Undiagnosed myopia, for example can cause these same types of behaviors that are commonly attributed to attention disorders. That’s because if your child has to squint his eyes to see the board clearly, eyestrain and headaches are bound to follow. Struggling with reading or writing is common too. Other vision disorders can cause similar behavior patterns. An additional challenge is that kids don’t always express their symptoms verbally, and often they don’t even realize that other people see differently than do.

This can also impact kids emotionally. When they feel like they’re not keeping up with their peers or their learning is inferior in some way, this may lead the child to act out verbally or even physically.

Distinguishing between colors is an important skill for early childhood development. While color vision deficiency affects both children and adults, kids, in particular, can experience difficulty in school with this condition. Simply reading a chalkboard can be an intense struggle when white or yellow chalk is used. When a teacher uses colored markers on a whiteboard to draw a pie chart, graph, or play a game, this can be a difficult experience for a young student with color blindness. A child, his or her parents, and teachers may even be unaware that the child is color blind.

What School Vision Screenings Miss

Many parents believe that an in-school vision screening is good enough. However, an eye chart test only checks for basic visual acuity, so kids with blurry or double vision, for example, may be able to pass a vision screening while still struggling to read, write, or focus on the board. Children who have problems with their binocular vision, which means using both eyes together to focus on something, can pass the screening when they use just one eye to read the chart.

Studies show that a whopping 43% of children who have vision problems can successfully pass a school vision screening. This means that the vision test may fail to detect the more subtle but significant and treatable vision problems. Early detection and diagnosis is critical to maintaining healthy eyes. That’s why it’s so important to make eye care a part of your child’s healthcare routine.

The Importance of Yearly Eye Exams

The #1 way to do this is to schedule annual eye exams. Your eye doctor can perform a comprehensive pediatric eye exam to check visual acuity, visual clarity, binocular vision, and screen for any eye diseases or vision problems.

Because children develop so rapidly at different ages, it’s essential that eye exams are done at specific stages of their young lives. In fact, The American Optometric Association (AOA) recommends regular eye exams at age 6 months, 3 years, before school starts, and every 2 years thereafter.

Simply being aware of the tendency to associate a child’s learning issues with a learning disability or attention disorder instead of an underlying vision problem is critical for parents and educators. Both are partners in a child’s education and they must work together to ensure that each child gets the health care and attention he or she needs.

If you notice changes in your child’s schoolwork, behavior with friends or in sports or other after-school activities, it may be time to schedule an eye exam.
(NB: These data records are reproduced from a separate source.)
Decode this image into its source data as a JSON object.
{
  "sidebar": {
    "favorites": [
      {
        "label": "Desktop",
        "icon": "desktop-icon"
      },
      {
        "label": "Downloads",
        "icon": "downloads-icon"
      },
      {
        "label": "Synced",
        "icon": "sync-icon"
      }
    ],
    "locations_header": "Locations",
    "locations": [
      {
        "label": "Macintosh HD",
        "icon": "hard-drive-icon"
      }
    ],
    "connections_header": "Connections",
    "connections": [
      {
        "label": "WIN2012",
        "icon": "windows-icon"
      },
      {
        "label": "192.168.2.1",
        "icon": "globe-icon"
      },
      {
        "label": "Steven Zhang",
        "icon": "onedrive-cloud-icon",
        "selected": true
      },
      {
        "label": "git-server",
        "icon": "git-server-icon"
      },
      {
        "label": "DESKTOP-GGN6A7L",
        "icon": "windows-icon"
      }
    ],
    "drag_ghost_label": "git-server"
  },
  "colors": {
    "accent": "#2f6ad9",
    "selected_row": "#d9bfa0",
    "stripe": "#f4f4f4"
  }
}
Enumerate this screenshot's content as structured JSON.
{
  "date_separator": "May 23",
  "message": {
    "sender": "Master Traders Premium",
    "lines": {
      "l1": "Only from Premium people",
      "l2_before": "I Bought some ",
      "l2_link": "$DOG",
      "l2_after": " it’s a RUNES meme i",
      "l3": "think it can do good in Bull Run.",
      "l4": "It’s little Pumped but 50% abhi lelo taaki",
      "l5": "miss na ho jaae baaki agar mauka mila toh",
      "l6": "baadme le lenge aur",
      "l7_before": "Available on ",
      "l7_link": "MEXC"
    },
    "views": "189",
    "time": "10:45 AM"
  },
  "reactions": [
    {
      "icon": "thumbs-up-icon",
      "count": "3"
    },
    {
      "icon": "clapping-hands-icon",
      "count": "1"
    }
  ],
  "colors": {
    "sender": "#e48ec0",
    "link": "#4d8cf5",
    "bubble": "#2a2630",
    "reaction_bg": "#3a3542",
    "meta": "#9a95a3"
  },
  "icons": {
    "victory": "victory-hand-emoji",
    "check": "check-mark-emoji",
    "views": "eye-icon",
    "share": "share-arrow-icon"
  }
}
You’ll want to be sure that your kids have all the tools they need to succeed in school and beyond.

At Eyeworks, we put your family’s needs first. Talk to us about how we can help you maintain healthy vision. Call us today: 817-346-7077 or book an appointment online to see one of our Ft. Worth eye doctors.

Want to Learn More? Read on!
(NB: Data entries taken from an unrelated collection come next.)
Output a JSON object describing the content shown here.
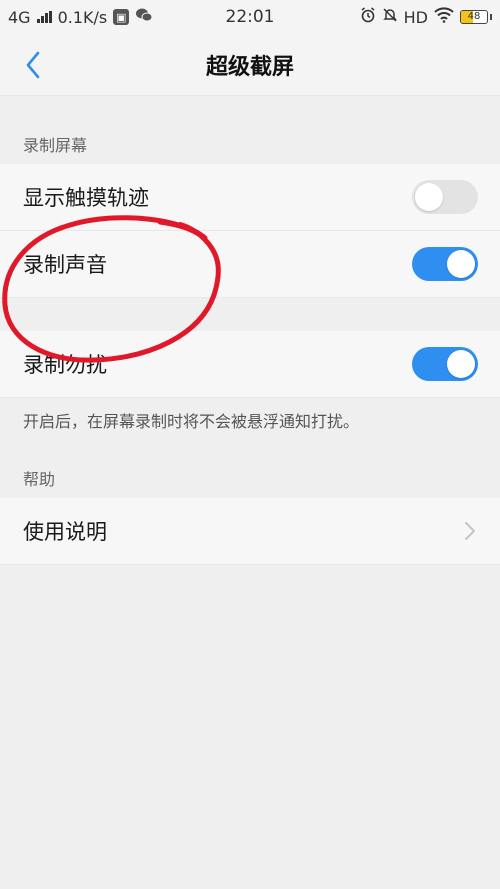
{
  "status_bar": {
    "network": "4G",
    "speed": "0.1K/s",
    "time": "22:01",
    "hd": "HD",
    "battery": "48",
    "battery_level": 0.48,
    "icons": [
      "signal-icon",
      "app-notification-icon",
      "wechat-icon",
      "alarm-icon",
      "mute-icon",
      "wifi-icon",
      "battery-icon"
    ]
  },
  "header": {
    "title": "超级截屏",
    "back_icon": "chevron-left-icon"
  },
  "sections": {
    "record_screen_label": "录制屏幕",
    "help_label": "帮助"
  },
  "rows": {
    "show_touch": {
      "label": "显示触摸轨迹",
      "enabled": false
    },
    "record_sound": {
      "label": "录制声音",
      "enabled": true
    },
    "do_not_disturb": {
      "label": "录制勿扰",
      "enabled": true
    },
    "usage_guide": {
      "label": "使用说明",
      "icon": "chevron-right-icon"
    }
  },
  "note": "开启后，在屏幕录制时将不会被悬浮通知打扰。",
  "colors": {
    "accent": "#2e8ff0",
    "annotation": "#e0192a",
    "background": "#efefef"
  }
}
The Surge In Cosmetic Procedures During COVID Raises Eye Health Concerns

The increased use of video conferencing due to COVID-19 has had a surprising impact: A boom in cosmetic procedures. Here’s why eye doctors are concerned about the eye health risks these procedures pose....

Why Myopia Is Much More Than An Inconvenience

Is your child nearsighted (myopic)? Here’s what you need to know about myopia and how it can lead to sight-threatening eye disease in the future.

Signs of Eye Damage in Winter

Do you need protective sunglasses in winter? On Fox News, Dr. Robert Chu explains how the sun's rays are harmful even during snow days, and what kind of sunglasses provide real UV Protection.

FOLLOW US:

uniE0A2

x